Tomatoes have been domesticated by native American cultures thousands of years ago. However, since very few tomato archaeological remains have been found, the precise history of this plant’s domestication remains a mystery.
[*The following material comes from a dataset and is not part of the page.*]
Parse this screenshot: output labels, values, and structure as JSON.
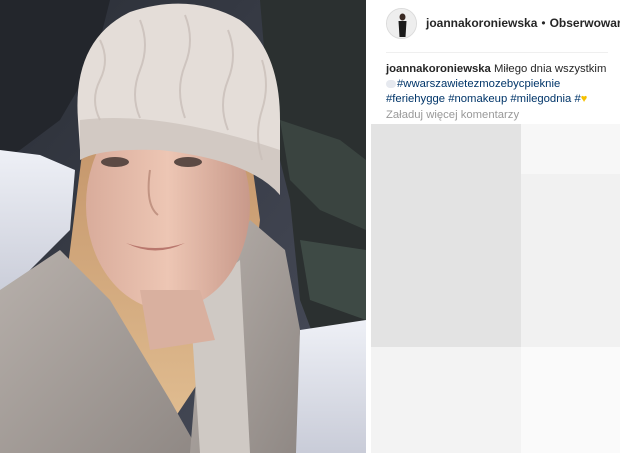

While some scientists claim that the domestication occurred in Mesoamerica, the region comprising Mexico and Central America, others argue that this process happened in Peru and Ecuador.
By analyzing the whole genome of 628 wild and cultivated tomato plants, a team of scientists led by the Polytechnic University of Valencia in Spain has discovered that the history of the American tomato is more complex than initially thought.
The genomic analyses revealed that, while most of the contemporary cultivated tomato is very similar to the wild Mesoamerican plants (Solanum lycopersicum var. cerasiforme), wild Ecuadorian and Peruvian species (S. pimpinellifolium) have also been involved in its domestication.
According to the scientists, the domestication process started with the Mesoamerican materials, which migrated southward to a region located between the foot of the Andes and the Amazonian rainforest in Peru and Ecuador called Ceja de Montaña. This initial migration was probably fast and most likely due to the emergence of commercial relationships between different Mesoamerican and Ecuadorian and Peruvian cultures.
More recently though, some of these plants, very similar to the ones still grown in Northern Peru and Southern Ecuador, migrated back to Mexico. Surprisingly, the vintage Yucatan tomatoes are more similar to the ones found in Ceja de Montaña than to their wild counterparts found in Mexico, suggesting that some wild tomatoes migrated southward and, then, went back as cultivated.
These voyages would change the tomato forever. Growers from Ceja de Montaña did not use pure Mesoamerican plants, but rather admixtures created by crossing the newly arrived plants with wild varieties from coastal Peru and Ecuador. This hybridization between Mesoamerican and Ecuatorial plants was necessary for the adaptation of northern tomatoes to the climate and latitude of Ecuador.
These complex movements between Mesoamerican and Ecuatorial territories were only the beginning of the tomato’s trip around the world. After being introduced in Europe in the 16th century by the Spanish conquistadores, many more different genetic varieties were and continue to be created according to various people’s needs, uses, and tastes. From a secondary crop used mainly to prepare sauces by some Mesoamerican populations, the tomato spread around the world and became one of the most famous and widely consumed vegetable.
By Andrei Ionescu, Earth.com Staff Writer